RECORDS PROVIDED:
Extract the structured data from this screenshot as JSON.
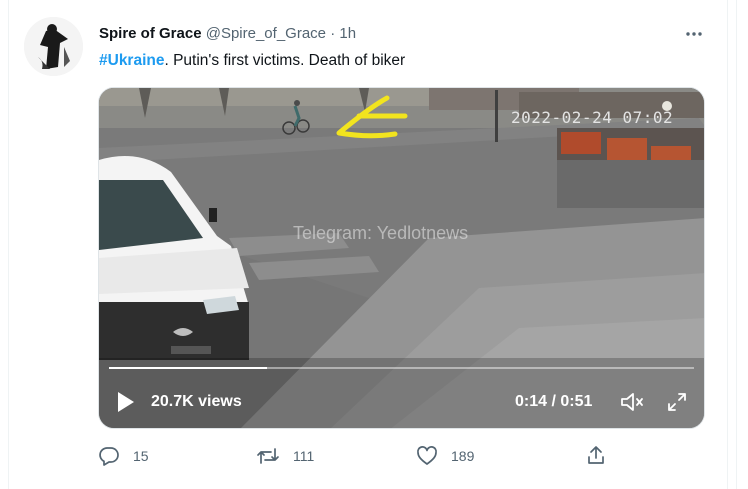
{
  "tweet": {
    "author_name": "Spire of Grace",
    "handle": "@Spire_of_Grace",
    "separator": "·",
    "time": "1h",
    "hashtag": "#Ukraine",
    "text_rest": ".  Putin's first victims. Death of biker"
  },
  "video": {
    "overlay_timestamp": "2022-02-24 07:02",
    "watermark": "Telegram: Yedlotnews",
    "views_label": "20.7K views",
    "time_label": "0:14 / 0:51",
    "progress_fraction": 0.27
  },
  "actions": {
    "reply_count": "15",
    "retweet_count": "111",
    "like_count": "189"
  },
  "icons": {
    "more": "more-dots-icon",
    "play": "play-icon",
    "volume": "volume-muted-icon",
    "fullscreen": "fullscreen-icon",
    "reply": "reply-icon",
    "retweet": "retweet-icon",
    "like": "heart-icon",
    "share": "share-icon"
  },
  "colors": {
    "accent": "#1d9bf0",
    "muted_text": "#536471",
    "body_text": "#0f1419",
    "annotation_arrow": "#f2e41e"
  }
}
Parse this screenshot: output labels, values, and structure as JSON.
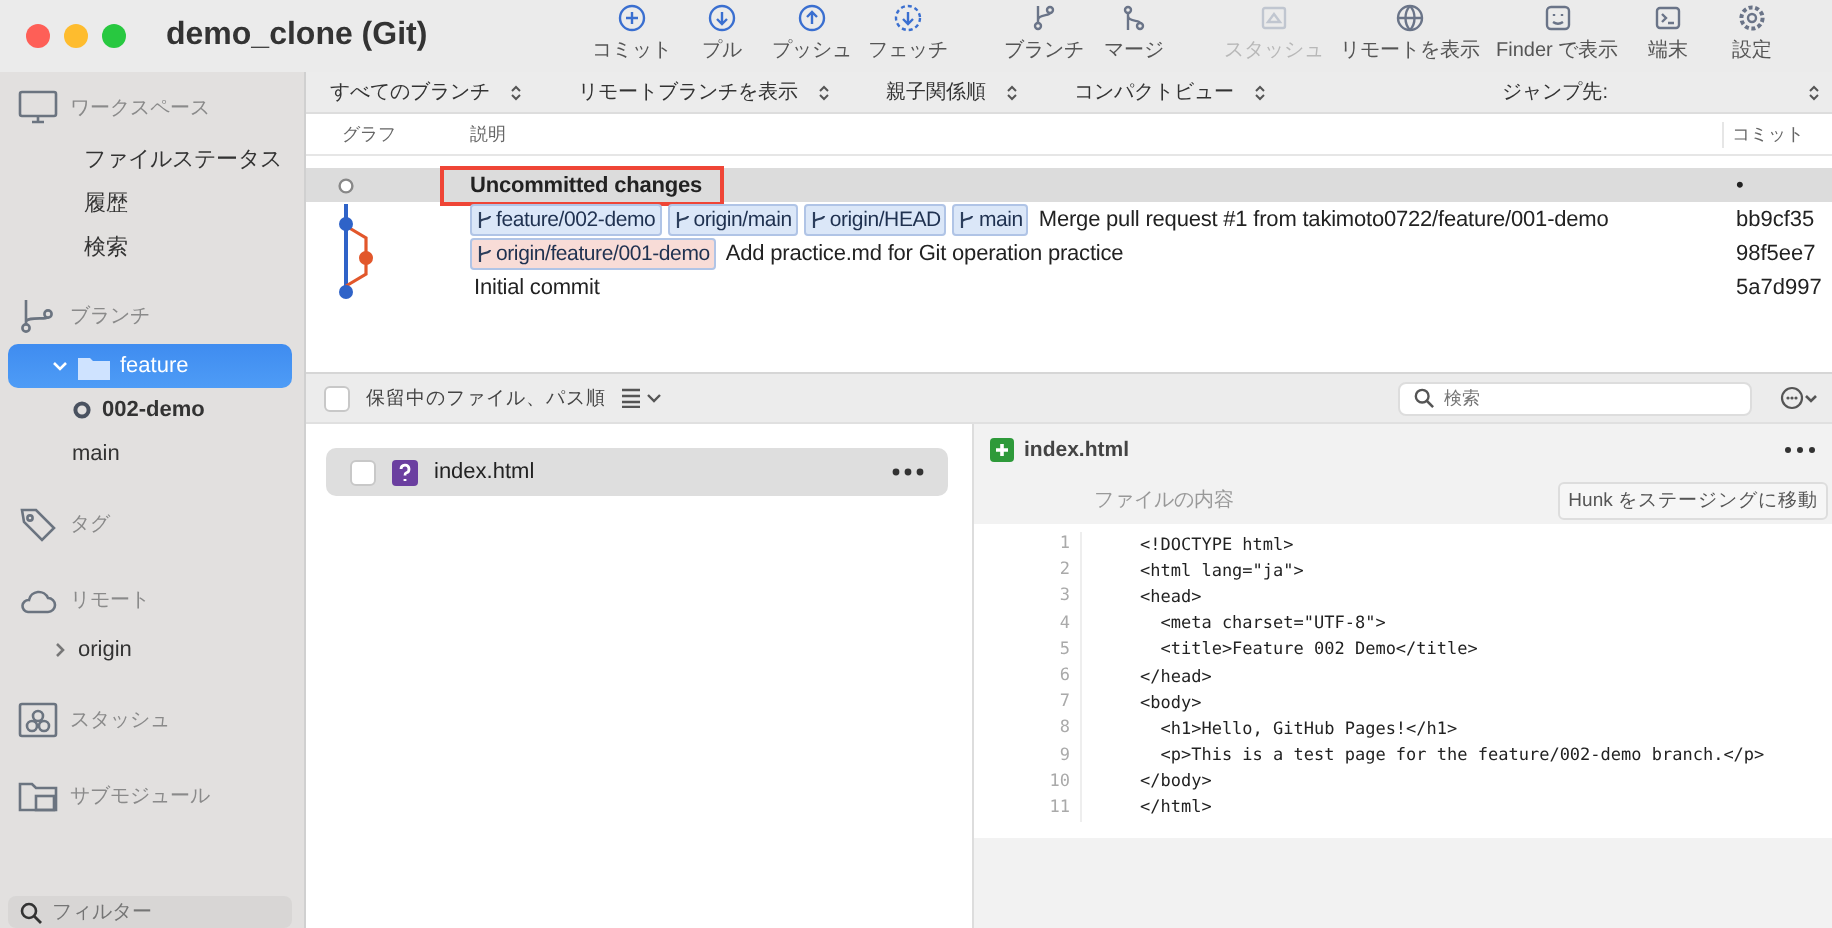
{
  "window": {
    "title": "demo_clone (Git)"
  },
  "toolbar": {
    "buttons": [
      {
        "label": "コミット",
        "disabled": false
      },
      {
        "label": "プル",
        "disabled": false
      },
      {
        "label": "プッシュ",
        "disabled": false
      },
      {
        "label": "フェッチ",
        "disabled": false
      },
      {
        "label": "ブランチ",
        "disabled": false
      },
      {
        "label": "マージ",
        "disabled": false
      },
      {
        "label": "スタッシュ",
        "disabled": true
      },
      {
        "label": "リモートを表示",
        "disabled": false
      },
      {
        "label": "Finder で表示",
        "disabled": false
      },
      {
        "label": "端末",
        "disabled": false
      },
      {
        "label": "設定",
        "disabled": false
      }
    ]
  },
  "sidebar": {
    "sections": [
      {
        "kind": "workspace",
        "label": "ワークスペース",
        "items": [
          {
            "label": "ファイルステータス",
            "selected": false
          },
          {
            "label": "履歴",
            "selected": false
          },
          {
            "label": "検索",
            "selected": false
          }
        ]
      },
      {
        "kind": "branches",
        "label": "ブランチ",
        "items": [
          {
            "label": "feature",
            "selected": true,
            "expanded": true,
            "children": [
              {
                "label": "002-demo",
                "current": true,
                "selected": false
              },
              {
                "label": "main",
                "current": false,
                "selected": false
              }
            ]
          }
        ]
      },
      {
        "kind": "tags",
        "label": "タグ"
      },
      {
        "kind": "remotes",
        "label": "リモート",
        "items": [
          {
            "label": "origin",
            "selected": false,
            "expanded": false
          }
        ]
      },
      {
        "kind": "stashes",
        "label": "スタッシュ"
      },
      {
        "kind": "submodules",
        "label": "サブモジュール"
      }
    ],
    "filter": {
      "placeholder": "フィルター"
    }
  },
  "filter_bar": {
    "options": [
      "すべてのブランチ",
      "リモートブランチを表示",
      "親子関係順",
      "コンパクトビュー"
    ],
    "jump_label": "ジャンプ先:"
  },
  "commits": {
    "columns": [
      "グラフ",
      "説明",
      "コミット"
    ],
    "rows": [
      {
        "description": "Uncommitted changes",
        "hash": "•",
        "selected": true,
        "outlined": true,
        "bold": true
      },
      {
        "refs": [
          {
            "label": "feature/002-demo",
            "color": "#dbe7f8"
          },
          {
            "label": "origin/main",
            "color": "#dbe7f8"
          },
          {
            "label": "origin/HEAD",
            "color": "#dbe7f8"
          },
          {
            "label": "main",
            "color": "#dbe7f8"
          }
        ],
        "description": "Merge pull request #1 from takimoto0722/feature/001-demo",
        "hash": "bb9cf35",
        "selected": false,
        "outlined": false,
        "bold": false
      },
      {
        "refs": [
          {
            "label": "origin/feature/001-demo",
            "color": "#f8dcd7"
          }
        ],
        "description": "Add practice.md for Git operation practice",
        "hash": "98f5ee7",
        "selected": false,
        "outlined": false,
        "bold": false
      },
      {
        "description": "Initial commit",
        "hash": "5a7d997",
        "selected": false,
        "outlined": false,
        "bold": false
      }
    ]
  },
  "staging": {
    "all_checked": false,
    "sort_label": "保留中のファイル、パス順",
    "search": {
      "placeholder": "検索"
    },
    "files": [
      {
        "name": "index.html",
        "checked": false,
        "selected": true
      }
    ]
  },
  "diff": {
    "file": "index.html",
    "header": "ファイルの内容",
    "stage_button": "Hunk をステージングに移動",
    "lines": [
      {
        "number": "1",
        "text": "<!DOCTYPE html>"
      },
      {
        "number": "2",
        "text": "<html lang=\"ja\">"
      },
      {
        "number": "3",
        "text": "<head>"
      },
      {
        "number": "4",
        "text": "  <meta charset=\"UTF-8\">"
      },
      {
        "number": "5",
        "text": "  <title>Feature 002 Demo</title>"
      },
      {
        "number": "6",
        "text": "</head>"
      },
      {
        "number": "7",
        "text": "<body>"
      },
      {
        "number": "8",
        "text": "  <h1>Hello, GitHub Pages!</h1>"
      },
      {
        "number": "9",
        "text": "  <p>This is a test page for the feature/002-demo branch.</p>"
      },
      {
        "number": "10",
        "text": "</body>"
      },
      {
        "number": "11",
        "text": "</html>"
      }
    ]
  }
}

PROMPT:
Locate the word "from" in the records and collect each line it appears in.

TASK SOLUTION:
Extract the structured data from this screenshot as JSON.
        "description": "Merge pull request #1 from takimoto0722/feature/001-demo",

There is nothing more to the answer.